Directions for this task: Each entry that follows should be given again word for word; please leave out its pictures.
-- Material supplied follows --
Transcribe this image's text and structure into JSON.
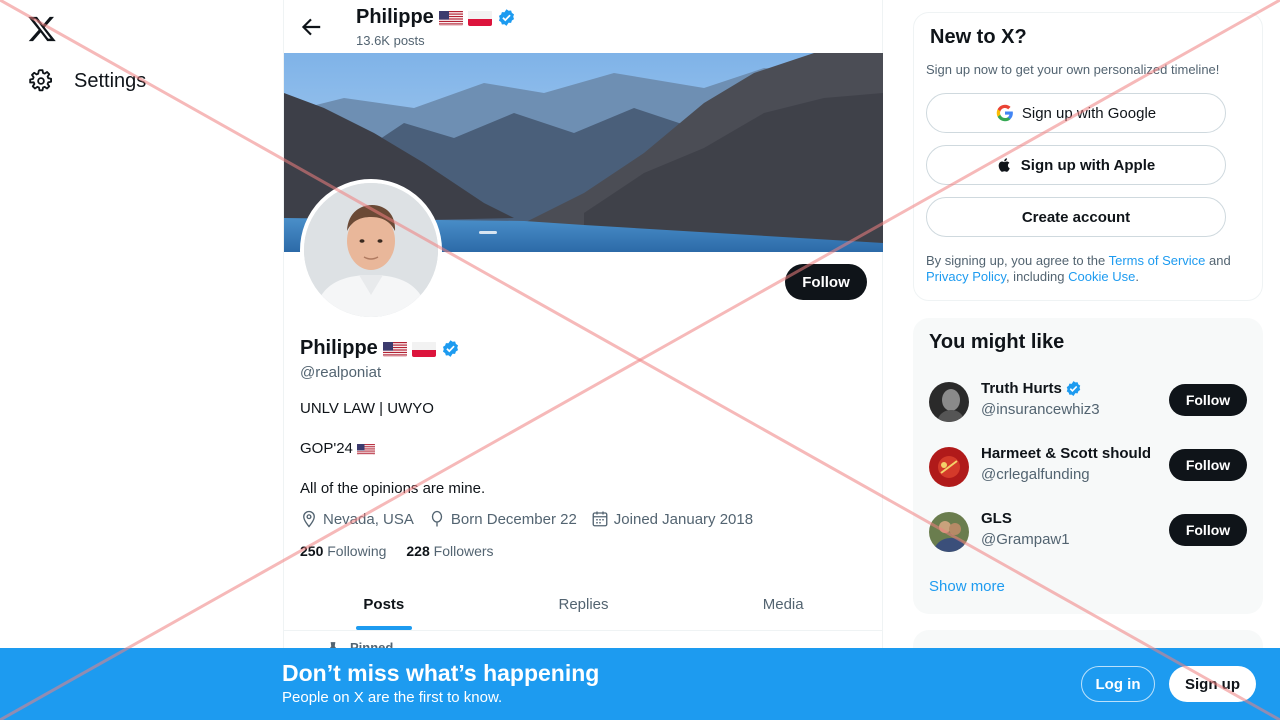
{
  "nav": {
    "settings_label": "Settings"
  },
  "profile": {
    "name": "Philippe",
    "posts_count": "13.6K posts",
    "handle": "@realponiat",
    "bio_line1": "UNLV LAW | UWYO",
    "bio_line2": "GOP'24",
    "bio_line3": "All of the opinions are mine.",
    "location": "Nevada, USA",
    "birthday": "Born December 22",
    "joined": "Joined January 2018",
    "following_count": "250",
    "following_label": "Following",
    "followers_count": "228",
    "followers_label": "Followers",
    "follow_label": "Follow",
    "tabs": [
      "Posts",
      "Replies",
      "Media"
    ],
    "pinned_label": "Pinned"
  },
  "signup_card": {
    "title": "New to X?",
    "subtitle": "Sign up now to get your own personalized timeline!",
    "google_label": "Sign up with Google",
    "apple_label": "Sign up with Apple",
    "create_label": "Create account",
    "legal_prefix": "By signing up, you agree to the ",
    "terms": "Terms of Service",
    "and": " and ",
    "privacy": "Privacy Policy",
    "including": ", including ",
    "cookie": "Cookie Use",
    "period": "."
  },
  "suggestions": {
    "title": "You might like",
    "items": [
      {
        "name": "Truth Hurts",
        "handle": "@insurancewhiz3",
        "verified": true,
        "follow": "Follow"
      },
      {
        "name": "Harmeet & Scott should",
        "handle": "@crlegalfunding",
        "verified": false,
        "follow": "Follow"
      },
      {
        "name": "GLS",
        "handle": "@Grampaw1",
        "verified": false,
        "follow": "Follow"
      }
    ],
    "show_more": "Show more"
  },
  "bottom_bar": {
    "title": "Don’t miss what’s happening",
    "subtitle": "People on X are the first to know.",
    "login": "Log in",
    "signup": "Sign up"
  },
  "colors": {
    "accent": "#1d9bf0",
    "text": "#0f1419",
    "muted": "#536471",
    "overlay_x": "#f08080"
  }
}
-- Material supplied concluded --
Response to the task:
Transcribe this image's text and structure into JSON.
{
  "nav": {
    "settings_label": "Settings"
  },
  "profile": {
    "name": "Philippe",
    "posts_count": "13.6K posts",
    "handle": "@realponiat",
    "bio_line1": "UNLV LAW | UWYO",
    "bio_line2": "GOP'24",
    "bio_line3": "All of the opinions are mine.",
    "location": "Nevada, USA",
    "birthday": "Born December 22",
    "joined": "Joined January 2018",
    "following_count": "250",
    "following_label": "Following",
    "followers_count": "228",
    "followers_label": "Followers",
    "follow_label": "Follow",
    "tabs": [
      "Posts",
      "Replies",
      "Media"
    ],
    "pinned_label": "Pinned"
  },
  "signup_card": {
    "title": "New to X?",
    "subtitle": "Sign up now to get your own personalized timeline!",
    "google_label": "Sign up with Google",
    "apple_label": "Sign up with Apple",
    "create_label": "Create account",
    "legal_prefix": "By signing up, you agree to the ",
    "terms": "Terms of Service",
    "and": " and ",
    "privacy": "Privacy Policy",
    "including": ", including ",
    "cookie": "Cookie Use",
    "period": "."
  },
  "suggestions": {
    "title": "You might like",
    "items": [
      {
        "name": "Truth Hurts",
        "handle": "@insurancewhiz3",
        "verified": true,
        "follow": "Follow"
      },
      {
        "name": "Harmeet & Scott should",
        "handle": "@crlegalfunding",
        "verified": false,
        "follow": "Follow"
      },
      {
        "name": "GLS",
        "handle": "@Grampaw1",
        "verified": false,
        "follow": "Follow"
      }
    ],
    "show_more": "Show more"
  },
  "bottom_bar": {
    "title": "Don’t miss what’s happening",
    "subtitle": "People on X are the first to know.",
    "login": "Log in",
    "signup": "Sign up"
  },
  "colors": {
    "accent": "#1d9bf0",
    "text": "#0f1419",
    "muted": "#536471",
    "overlay_x": "#f08080"
  }
}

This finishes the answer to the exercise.